Major General THOMAS J. JACKSON,

Commanding, &c.:

GENERAL: I have received the letter of General D. H. Hill of the 26th instant [ultimo] which you forwarded to me. Transportation allowed to this army was fixed at three four-horse wagons for division headquarters, two ditto for brigade headquarters, and for each regiment one wagon for regimental headquarters, one for hospital, medical stores, &c., one for regimental ordnance wagon, and one wagon for every 100 men in the regiment. This allowance was fixed by my order, and not by the chief quartermaster, as General Hill supposes. This allowance can in no case be exceeded, and must be diminished as necessity requires. Subsequently, as you are aware, to provide flour for the army, three wagons had to be taken from each regiment.

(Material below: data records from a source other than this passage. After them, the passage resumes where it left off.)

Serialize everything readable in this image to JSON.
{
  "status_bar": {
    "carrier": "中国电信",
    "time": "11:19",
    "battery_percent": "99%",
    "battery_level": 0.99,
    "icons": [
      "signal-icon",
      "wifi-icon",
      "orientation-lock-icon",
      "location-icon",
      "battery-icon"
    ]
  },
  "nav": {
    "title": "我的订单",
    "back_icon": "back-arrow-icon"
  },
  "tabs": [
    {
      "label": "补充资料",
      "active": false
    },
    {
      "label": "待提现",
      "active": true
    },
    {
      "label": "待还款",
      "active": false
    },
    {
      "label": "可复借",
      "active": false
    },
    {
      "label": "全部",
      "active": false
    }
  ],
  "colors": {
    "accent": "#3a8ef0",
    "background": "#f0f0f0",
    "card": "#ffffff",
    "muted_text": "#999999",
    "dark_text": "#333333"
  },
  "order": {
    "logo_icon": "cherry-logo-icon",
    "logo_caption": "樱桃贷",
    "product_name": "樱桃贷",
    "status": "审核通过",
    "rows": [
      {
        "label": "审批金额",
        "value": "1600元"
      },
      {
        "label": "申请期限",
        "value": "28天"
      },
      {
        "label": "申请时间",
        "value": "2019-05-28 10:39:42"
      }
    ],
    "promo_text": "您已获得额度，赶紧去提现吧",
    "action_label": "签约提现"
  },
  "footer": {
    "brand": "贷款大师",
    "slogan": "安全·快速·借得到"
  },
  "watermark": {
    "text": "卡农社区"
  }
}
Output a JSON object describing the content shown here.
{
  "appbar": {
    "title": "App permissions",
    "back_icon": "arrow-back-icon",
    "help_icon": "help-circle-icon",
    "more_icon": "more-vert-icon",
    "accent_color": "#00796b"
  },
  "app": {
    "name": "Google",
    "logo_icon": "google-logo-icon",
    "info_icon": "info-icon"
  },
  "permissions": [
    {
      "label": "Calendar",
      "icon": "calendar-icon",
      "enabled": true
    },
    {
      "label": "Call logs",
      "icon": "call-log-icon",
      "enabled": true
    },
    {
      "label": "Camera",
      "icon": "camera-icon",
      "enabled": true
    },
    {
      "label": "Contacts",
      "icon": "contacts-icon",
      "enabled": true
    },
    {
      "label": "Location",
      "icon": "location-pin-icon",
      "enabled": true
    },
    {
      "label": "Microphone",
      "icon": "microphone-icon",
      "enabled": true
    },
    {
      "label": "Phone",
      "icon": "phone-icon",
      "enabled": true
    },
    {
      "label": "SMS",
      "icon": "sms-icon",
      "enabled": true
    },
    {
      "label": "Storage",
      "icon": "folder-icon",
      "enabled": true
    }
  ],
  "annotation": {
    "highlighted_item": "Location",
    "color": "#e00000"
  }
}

Those not used for that purpose now are employed in hauling to Staunton arms, &c. I have directed that they be restored as soon as the emergency passes if sufficient wagons can be obtained for the purpose. In reference to General Hill's complaint, I have had an examination made of his transportation, a report* of which I send you. You will perceive, in addition to the three wagons attached to his headquarters, there are three others, equivalent to two four-horse wagons; that each regiment in each brigade has six wagons and each brigade headquarters two. From inspection, I should judge that all the regiments would not average much over 300 men each. In addition, his division ordnance train consists of 22 wagons, his division commissary train of 20, and his division forage train of 10. This is as much as our means will allow, and I think that with care and attention they will furnish comfortable transportation for his division.

I have the honor to be, with great respect, your obedient servant,

R. E. LEE,



Camp near Winchester, Va., October 1, 1862.


Secretary of War, Richmond, Va.:

SIR: I have nothing to report as regards the movements of either army this morning. From such information as I receive, I infer that the main body of the Federal Army is lying in the vicinity of Sharpsburg, extending toward hagerstown. General Sumner's corps is at harper's Ferry. The brigades over the Potomac are not yet completed, two spans only of the five of the railroad bridge being finished. It is said that block-houses are being constructed on Loudoun Heights, and that the Maryland Heights are occupied by a strong force. I think it probable that as yet General McClellan is only able to procure supplies for his army from day to day, and that he is employing the time in recuperating his army from the effects of the recent battles. Should they determine to advance into Virginia by the Shenandoah Valley, their great object will be to destroy the Virginia Central Railroad, upon which they think we depend for our supplies. I have written to General G. W. Smith on this subject.

Colonel Munford, with his cavalry, is at Leesburg, and reports no


*Not found.